Barbara Blaine, founder and president of the Survivors Network of those Abused by Priests, or Snap, called the outgoing pope’s record “dismal”.
“He has made lofty statements. He has not matched those statements with deed or action,” Blaine said.
In recent years, the US and Ireland have been among several countries rocked by sex scandals involving members of the Catholic clergy.
This month, Los Angeles Archbishop José Gomez was forced under court order to release files on presumed cases of paedophilia involving some 100 clergymen.
Last year, Monsignor William Lynn of Philadelphia was sentenced to three to six years in prison for having hidden cases of sexual abuse and allowing two predatory priests to remain in posts in which they had contact with minors.
The US Conference of Catholic Bishops says that since 1950, 6 100 priests have been accused of paedophilia. About 16 000 victims have been identified, and $2.5 billion (R22bn) has been spent on damages or rehabilitation therapy.
The pope, who plans to resign on February 28, could publish the names of predatory priests on the internet or order bishops to report cases of sexual abuse to the police, Blaine said.
“I'm very happy that the pope is resigning because he really did not do very much about clergy sexual abuse,” said Robert Hoatson, president of victims aid group Road To Recovery.
He worried that the Church will “keep everything covered up” unless it is ordered to reveal information about abuses. “The next pope has to tackle this issue. This is the most important issue because it concerns children, and it is a worldwide problem and the pope has to commission a group of expert to determine what has to be done to solve this problem.

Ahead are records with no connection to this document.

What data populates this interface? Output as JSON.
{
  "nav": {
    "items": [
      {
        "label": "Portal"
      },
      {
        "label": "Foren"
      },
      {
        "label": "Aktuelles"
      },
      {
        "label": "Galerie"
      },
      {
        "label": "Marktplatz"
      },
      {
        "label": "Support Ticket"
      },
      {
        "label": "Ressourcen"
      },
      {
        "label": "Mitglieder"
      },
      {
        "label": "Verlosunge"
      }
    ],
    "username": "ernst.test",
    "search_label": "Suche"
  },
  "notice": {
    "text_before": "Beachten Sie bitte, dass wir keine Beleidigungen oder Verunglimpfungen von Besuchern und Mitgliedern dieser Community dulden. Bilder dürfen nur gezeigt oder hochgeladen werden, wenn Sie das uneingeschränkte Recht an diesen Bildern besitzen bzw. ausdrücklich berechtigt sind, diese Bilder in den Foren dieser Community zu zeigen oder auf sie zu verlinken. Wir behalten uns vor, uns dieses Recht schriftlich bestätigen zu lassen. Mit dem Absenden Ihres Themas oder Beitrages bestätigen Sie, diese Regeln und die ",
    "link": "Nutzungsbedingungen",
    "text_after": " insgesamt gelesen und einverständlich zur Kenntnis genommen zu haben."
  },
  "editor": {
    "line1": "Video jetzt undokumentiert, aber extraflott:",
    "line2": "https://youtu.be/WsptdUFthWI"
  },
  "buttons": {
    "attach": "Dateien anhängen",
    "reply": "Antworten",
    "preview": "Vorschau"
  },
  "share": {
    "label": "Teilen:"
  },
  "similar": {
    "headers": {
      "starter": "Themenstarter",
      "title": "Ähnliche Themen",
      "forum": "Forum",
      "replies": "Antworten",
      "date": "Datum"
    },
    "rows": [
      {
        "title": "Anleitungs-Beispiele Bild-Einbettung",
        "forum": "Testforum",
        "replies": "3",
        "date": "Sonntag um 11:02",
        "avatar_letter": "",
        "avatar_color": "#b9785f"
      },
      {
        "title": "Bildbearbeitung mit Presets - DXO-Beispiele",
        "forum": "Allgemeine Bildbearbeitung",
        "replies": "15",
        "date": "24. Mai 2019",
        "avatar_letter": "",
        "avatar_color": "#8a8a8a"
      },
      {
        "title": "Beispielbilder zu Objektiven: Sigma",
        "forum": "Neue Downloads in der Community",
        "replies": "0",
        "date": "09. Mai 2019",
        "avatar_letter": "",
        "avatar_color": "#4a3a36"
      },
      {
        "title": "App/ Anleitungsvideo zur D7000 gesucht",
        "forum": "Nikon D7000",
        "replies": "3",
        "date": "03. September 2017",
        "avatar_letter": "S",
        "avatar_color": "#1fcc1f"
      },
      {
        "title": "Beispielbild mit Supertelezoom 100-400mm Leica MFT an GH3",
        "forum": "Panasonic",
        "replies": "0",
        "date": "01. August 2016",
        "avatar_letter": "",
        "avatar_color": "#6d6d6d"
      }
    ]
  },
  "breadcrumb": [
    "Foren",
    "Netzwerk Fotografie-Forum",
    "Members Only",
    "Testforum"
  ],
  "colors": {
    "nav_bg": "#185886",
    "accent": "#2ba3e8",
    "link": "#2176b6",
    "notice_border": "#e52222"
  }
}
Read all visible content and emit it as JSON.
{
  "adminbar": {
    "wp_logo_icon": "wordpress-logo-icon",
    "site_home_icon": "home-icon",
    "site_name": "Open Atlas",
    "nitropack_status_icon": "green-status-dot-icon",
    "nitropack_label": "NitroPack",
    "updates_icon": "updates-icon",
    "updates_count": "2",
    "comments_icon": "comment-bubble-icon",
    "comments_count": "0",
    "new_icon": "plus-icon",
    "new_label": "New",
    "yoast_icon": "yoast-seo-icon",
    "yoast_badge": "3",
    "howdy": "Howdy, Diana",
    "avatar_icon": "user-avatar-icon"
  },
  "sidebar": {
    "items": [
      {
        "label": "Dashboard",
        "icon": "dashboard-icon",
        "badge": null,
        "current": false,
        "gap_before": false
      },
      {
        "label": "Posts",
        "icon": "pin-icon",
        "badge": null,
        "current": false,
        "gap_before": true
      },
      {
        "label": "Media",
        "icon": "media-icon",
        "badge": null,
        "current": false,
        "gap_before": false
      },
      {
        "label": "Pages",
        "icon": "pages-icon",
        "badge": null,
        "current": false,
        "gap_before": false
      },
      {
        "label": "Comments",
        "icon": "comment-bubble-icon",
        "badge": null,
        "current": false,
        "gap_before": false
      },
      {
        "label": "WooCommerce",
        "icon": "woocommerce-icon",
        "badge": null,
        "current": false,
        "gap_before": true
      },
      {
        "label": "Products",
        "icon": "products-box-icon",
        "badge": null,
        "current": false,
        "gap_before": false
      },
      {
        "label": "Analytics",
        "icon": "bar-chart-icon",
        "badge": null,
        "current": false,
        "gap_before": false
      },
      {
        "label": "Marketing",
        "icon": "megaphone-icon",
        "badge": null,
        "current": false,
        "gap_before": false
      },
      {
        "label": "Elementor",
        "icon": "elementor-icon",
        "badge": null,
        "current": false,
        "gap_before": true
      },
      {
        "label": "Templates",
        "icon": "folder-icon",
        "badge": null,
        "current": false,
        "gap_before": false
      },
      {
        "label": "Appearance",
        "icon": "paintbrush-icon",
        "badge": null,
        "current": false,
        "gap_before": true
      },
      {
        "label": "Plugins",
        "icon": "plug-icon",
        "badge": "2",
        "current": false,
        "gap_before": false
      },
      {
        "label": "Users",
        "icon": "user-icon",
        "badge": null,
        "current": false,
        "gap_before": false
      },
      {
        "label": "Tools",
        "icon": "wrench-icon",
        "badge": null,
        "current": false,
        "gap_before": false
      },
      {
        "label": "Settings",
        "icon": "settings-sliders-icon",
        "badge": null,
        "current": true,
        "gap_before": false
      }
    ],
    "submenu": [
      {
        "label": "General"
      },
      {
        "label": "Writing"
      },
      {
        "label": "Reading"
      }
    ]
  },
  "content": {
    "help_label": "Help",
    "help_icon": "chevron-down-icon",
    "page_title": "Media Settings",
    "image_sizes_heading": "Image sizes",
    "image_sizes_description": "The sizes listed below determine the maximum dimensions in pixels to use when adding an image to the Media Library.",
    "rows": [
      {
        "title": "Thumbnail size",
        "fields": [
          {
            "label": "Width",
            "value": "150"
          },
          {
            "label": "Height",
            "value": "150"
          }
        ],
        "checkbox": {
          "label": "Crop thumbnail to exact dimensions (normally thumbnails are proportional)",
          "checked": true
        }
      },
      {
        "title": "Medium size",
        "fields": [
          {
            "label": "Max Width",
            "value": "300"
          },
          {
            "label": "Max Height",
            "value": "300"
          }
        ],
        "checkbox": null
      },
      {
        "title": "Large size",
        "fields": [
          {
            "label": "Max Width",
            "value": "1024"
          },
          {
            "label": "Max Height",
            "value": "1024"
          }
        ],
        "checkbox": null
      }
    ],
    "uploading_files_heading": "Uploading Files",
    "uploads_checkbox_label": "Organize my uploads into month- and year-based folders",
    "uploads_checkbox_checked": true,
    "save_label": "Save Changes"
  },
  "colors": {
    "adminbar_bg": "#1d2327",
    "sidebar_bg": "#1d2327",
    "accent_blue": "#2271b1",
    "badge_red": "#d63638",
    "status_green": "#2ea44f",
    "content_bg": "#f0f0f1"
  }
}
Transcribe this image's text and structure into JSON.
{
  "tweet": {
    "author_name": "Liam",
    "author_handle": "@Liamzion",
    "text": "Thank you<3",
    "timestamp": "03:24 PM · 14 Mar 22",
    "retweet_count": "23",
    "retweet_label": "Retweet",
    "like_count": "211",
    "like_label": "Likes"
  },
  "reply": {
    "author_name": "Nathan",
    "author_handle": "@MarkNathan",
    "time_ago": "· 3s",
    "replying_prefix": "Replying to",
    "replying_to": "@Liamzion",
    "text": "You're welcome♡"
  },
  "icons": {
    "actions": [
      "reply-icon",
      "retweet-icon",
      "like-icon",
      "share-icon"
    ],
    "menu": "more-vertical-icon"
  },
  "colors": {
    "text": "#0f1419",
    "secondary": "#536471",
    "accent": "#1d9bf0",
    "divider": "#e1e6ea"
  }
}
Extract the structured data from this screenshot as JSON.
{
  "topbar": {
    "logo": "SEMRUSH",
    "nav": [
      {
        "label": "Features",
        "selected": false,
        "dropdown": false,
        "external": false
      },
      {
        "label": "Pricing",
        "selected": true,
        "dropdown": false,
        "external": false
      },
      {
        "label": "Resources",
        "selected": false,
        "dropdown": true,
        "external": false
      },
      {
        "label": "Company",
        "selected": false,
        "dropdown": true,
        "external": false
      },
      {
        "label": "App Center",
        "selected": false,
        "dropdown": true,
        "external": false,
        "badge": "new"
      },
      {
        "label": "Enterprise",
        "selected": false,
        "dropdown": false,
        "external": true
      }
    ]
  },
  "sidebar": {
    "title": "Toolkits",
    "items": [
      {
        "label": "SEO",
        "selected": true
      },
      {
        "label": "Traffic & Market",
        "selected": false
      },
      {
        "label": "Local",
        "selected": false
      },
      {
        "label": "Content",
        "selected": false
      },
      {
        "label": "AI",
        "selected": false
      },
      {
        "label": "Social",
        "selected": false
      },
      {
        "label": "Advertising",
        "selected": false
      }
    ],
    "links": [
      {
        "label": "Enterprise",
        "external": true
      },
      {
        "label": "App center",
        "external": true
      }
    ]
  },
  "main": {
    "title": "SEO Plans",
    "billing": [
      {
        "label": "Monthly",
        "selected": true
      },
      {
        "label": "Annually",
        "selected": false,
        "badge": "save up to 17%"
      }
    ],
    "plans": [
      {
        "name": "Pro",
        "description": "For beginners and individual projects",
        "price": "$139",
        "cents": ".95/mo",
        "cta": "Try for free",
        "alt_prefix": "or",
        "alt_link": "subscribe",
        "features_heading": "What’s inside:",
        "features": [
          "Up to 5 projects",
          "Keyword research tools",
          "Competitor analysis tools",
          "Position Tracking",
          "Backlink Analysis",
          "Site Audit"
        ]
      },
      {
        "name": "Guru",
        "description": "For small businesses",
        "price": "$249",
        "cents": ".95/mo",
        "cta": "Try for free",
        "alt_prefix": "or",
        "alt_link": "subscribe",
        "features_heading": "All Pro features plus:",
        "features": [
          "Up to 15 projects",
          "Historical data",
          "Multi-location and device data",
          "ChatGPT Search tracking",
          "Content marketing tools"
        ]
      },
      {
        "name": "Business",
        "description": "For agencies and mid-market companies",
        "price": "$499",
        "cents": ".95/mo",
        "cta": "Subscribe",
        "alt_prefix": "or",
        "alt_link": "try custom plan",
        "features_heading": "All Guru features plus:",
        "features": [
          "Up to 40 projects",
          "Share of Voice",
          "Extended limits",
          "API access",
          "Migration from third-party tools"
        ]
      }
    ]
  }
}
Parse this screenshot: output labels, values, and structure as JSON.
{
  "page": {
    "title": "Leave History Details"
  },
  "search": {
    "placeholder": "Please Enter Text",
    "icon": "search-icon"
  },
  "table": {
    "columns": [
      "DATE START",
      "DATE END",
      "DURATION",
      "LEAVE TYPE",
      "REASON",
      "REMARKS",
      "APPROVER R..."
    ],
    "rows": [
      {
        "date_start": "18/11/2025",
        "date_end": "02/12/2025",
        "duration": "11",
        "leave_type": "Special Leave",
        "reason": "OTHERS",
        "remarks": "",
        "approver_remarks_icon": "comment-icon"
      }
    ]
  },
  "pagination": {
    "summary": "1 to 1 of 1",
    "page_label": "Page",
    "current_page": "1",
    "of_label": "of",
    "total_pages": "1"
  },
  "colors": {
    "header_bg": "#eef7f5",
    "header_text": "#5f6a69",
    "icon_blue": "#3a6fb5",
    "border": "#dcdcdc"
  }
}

“And if it means firing all the bishops that have covered up, so be it.” –